The state’s Liquor Division administrator, Jeff Anderson, claims that the vodka brand offended Mormons, who called for its banishment from store shelves.
Ogden’s Own Distillery, based in Utah, is the maker of Five Wives Vodka.
Idaho Liquor Division Deputy Director Howard Wasserstein sent a letter Thursday to the company’s distributor, notifying them that the brand is “offensive to a prominent segment of our population and will not be carried” in state-run stores,
The Huffington Post reports.
“The bottom line is, we represent everybody,” Anderson said Tuesday. “It’s masterful marketing on their part. But it doesn’t play here.”
The administrator added that there are many vodka brands available in state-run stores, and that citizens should therefore not be concerned by his office’s decision, the Associated Press reports.

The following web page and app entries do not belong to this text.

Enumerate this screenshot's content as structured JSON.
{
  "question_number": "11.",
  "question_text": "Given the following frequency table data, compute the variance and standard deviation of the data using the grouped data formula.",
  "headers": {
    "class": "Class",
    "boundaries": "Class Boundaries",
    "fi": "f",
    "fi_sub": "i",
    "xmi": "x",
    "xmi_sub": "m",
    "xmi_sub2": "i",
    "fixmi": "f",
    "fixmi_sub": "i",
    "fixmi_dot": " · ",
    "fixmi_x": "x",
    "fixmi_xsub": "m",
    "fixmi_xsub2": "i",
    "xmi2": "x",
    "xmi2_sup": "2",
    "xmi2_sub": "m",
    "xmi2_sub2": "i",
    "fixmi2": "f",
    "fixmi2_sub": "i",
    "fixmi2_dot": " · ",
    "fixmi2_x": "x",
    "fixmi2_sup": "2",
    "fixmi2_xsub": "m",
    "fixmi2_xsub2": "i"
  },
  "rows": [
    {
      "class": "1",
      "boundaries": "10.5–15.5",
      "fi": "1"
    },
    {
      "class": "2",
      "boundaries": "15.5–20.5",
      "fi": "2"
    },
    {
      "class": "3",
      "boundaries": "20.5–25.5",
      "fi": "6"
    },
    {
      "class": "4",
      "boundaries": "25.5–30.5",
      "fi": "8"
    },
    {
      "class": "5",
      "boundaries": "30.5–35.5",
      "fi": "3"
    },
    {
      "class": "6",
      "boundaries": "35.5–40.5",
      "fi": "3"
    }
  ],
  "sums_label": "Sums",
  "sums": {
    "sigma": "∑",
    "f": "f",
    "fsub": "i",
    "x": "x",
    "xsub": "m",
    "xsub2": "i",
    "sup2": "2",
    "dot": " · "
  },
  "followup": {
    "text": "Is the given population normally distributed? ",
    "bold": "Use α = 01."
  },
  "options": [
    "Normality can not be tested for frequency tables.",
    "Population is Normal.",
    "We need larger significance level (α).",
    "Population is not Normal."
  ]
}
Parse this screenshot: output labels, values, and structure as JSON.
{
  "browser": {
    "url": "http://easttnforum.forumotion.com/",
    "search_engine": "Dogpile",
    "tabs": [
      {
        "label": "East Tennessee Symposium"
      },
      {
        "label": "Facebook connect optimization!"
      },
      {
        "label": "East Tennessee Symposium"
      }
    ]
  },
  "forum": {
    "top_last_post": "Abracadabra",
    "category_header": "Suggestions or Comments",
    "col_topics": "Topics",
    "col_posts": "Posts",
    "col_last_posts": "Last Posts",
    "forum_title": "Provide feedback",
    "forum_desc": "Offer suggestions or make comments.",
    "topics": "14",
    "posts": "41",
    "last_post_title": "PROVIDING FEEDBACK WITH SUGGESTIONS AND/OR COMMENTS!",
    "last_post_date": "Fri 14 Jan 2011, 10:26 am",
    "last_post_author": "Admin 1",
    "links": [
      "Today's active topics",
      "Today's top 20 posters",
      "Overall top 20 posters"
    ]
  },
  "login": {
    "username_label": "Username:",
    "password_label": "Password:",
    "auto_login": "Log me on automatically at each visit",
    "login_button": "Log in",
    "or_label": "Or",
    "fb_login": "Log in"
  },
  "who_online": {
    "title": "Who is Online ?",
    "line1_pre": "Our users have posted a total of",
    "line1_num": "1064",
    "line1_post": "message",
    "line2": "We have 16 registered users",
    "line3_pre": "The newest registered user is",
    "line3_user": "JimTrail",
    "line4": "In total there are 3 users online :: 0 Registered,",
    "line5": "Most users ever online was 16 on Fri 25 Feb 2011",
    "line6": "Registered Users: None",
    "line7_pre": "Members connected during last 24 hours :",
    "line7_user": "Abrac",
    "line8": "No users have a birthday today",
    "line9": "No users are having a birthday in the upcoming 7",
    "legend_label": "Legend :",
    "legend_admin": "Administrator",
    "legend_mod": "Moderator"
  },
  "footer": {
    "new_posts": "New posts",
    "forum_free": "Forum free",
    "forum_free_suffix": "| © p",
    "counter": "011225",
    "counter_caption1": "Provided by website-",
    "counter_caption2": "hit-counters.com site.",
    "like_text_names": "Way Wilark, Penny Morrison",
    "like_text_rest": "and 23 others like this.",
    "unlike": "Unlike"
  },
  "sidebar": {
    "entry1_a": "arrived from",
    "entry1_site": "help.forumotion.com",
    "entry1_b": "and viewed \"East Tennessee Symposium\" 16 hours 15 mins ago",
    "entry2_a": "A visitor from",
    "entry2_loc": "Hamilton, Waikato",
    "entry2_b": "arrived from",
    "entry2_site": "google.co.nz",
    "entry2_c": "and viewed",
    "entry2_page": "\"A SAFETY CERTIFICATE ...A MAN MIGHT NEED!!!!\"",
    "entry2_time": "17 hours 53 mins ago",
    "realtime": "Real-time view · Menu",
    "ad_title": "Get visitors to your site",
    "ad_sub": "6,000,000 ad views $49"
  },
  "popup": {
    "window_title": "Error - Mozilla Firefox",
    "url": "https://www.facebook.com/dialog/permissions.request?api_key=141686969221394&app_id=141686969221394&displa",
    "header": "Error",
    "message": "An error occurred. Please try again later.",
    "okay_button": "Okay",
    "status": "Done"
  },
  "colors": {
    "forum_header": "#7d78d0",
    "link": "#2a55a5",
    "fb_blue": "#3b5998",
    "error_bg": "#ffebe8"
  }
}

The liquor brand’s label depicts five women, generally believed to be a reference to polygamy, The Inquisitr reports.
Approximately a quarter of Idaho’s population practices Mormonism.
Ogden’s Own Distillery is not going down without a fight. In an effort to bring the vodka back to Idaho, the company has created a media campaign selling t-shirts that read, “Free the Five Wives.”
The distillery also said that the ban is unjust because Polygamy Porter, a Utah beer, is still for sale in Idaho.
Steve Conlin, a partner and marketing chief at Ogden’s Own Distillery, told the AP: “we’re a little dumbfounded by it all. The average person can look at our bottle and they don’t find it offensive. It’s certainly not obscene, which is what it would require for it to be banned.”
Vickie Ashby, a spokeswoman for the Utah Department of Alcoholic Beverage Control, sides with the distillery’s position, claiming that no one in Utah has complained about Five Wives Vodka.
Utah controls all sales of hard liquor, wine and heavy beer — which are only for sale at state-owned stores. Idaho regulates only hard liquor available in both state-owned and privately operated stores.